This is only the second non-skiing weekend for me since mid-October. There is snow everywhere, but it is thin and has seen a bit too much sun and warmth from a week of high pressure. The excellent early snow from October melted, and we have yet to see a good solid snow to get things rolling. Bridger Bowl is not yet open, and Big Sky only has some modest terrain open. Due to a strong El Nino and other factors, our winter forecast is warmer and drier.

But even without skiing, there is interesting ski news regarding telemark skiing.

If you are a telemark skier, you are used to the current suite of binding/boot options all based on the original 75mm telemark norm. Crispi, Garmont, and Scarpa all make a nice range of plastic telemark books. We have many great bindings now, several with excellent skiing performance and a couple that have reliable release. But telemark still lacks the combination of step-in and release with bomber durabiltiy and great ski performance.

Regardless of gear "limitations," current telemark gear does not seem to be a limiting factor -- telemark skiing has never been more popular with so many great gear options.

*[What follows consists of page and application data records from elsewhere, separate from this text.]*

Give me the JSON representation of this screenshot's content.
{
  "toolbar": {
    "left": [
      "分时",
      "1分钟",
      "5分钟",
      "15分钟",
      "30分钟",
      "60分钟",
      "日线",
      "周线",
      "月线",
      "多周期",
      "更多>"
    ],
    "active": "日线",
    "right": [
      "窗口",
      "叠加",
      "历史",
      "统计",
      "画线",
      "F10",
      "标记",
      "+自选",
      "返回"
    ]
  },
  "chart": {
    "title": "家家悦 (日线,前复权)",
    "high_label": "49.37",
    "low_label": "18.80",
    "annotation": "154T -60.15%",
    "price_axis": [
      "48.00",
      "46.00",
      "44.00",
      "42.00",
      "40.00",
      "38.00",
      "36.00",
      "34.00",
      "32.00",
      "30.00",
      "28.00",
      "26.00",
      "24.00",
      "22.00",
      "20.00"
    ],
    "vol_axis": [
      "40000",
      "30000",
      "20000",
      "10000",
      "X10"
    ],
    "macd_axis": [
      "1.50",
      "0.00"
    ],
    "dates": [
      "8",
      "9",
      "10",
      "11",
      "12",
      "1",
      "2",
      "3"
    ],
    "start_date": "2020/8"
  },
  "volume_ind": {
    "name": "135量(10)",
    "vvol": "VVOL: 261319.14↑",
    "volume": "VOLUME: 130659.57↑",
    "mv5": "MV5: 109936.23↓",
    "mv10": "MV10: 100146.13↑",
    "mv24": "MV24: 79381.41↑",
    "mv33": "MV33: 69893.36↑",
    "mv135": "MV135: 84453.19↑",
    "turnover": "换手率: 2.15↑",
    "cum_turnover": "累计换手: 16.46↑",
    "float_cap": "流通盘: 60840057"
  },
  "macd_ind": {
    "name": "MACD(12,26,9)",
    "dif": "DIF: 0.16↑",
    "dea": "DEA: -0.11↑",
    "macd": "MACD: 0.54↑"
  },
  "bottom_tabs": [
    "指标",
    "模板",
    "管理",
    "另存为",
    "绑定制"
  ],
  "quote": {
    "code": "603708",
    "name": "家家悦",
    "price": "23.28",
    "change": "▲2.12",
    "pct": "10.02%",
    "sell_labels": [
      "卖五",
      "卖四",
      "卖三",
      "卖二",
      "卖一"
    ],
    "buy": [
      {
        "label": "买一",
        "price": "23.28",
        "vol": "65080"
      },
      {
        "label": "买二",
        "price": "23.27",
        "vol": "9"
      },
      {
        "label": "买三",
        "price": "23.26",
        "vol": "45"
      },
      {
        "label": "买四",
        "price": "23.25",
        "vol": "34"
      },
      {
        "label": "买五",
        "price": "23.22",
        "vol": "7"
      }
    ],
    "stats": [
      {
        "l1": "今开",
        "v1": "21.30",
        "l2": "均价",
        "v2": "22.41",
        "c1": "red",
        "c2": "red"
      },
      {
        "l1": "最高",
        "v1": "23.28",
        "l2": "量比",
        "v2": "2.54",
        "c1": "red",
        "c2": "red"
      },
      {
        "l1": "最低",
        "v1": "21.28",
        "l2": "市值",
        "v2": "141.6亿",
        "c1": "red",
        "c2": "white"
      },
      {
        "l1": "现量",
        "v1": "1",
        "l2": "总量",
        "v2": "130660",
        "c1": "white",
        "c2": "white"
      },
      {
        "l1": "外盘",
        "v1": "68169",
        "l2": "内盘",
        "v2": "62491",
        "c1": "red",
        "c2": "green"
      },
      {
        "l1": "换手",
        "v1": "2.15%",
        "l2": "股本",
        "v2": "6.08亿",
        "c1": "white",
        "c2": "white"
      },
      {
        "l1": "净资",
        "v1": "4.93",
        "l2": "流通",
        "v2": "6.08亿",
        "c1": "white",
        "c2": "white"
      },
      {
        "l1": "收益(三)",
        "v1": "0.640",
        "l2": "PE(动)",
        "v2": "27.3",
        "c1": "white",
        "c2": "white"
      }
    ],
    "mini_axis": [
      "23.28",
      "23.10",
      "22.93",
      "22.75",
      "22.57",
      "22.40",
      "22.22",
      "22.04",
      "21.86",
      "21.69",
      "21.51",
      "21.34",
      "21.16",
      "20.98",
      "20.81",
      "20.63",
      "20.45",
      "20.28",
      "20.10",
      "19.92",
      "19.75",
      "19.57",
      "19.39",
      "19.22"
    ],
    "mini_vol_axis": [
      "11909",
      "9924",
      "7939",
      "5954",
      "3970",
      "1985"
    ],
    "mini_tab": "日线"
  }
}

The next step in telemark bindings, part 1.  Rottefella has come up with a new telemark binding and boot system, NTN, that gets rid of the duckbill (the front extension of the telemark boot that had the 3 pin holes) and promises improved skiing performance and options for release. This system will hit the market soon. The downside is that you will need new boots to work with this system. Below is a picture of the NTN system from (they have it courtesy of BCA, who will distribute Rottefella bindings in the US).

NTN image from (from BCA)

The next step in telemark bindings, part 2.  Black Diamond has just announced a new telemark binding system that offers all the goodies like step-in, release, and peformance but is backward compatible with current telemark boots (the duckbill lives on). The downside is that nobody outside of Black Diamond has seen or skied this system, and it won't be available until 2008. You can read more about this system via a news item/commentary from

There is plenty of debate about these two telemark binding/boot systems, but the bottom line is that telemark skiing is poised to take a needed step forward in gear. Competition can be very good. As it is, AT (alpine touring) gear has stepped up in recent years with the excellent Dynafit bindings for backcountry use and the wide ranging resort/backcountry bindings from Fritschi and Naxo. For adventure skiing where the emphasis is on flexibility to go and ski what you want, telemark has strong competiton from AT. In fact, I think AT gear is currently the most efficient and practical option for backcountry skiing, esp. with the excellent Dynafit system.  But telemark still has that soulful turn and attractive image.  Regardless of AT, most backcountry skiers I know prefer telemark.  How this all turns out for telemark skiing will depend on the next several years, but this is certainly an interesting time for telemark skiing.  I for one hope the future is very bright for telemark skiing.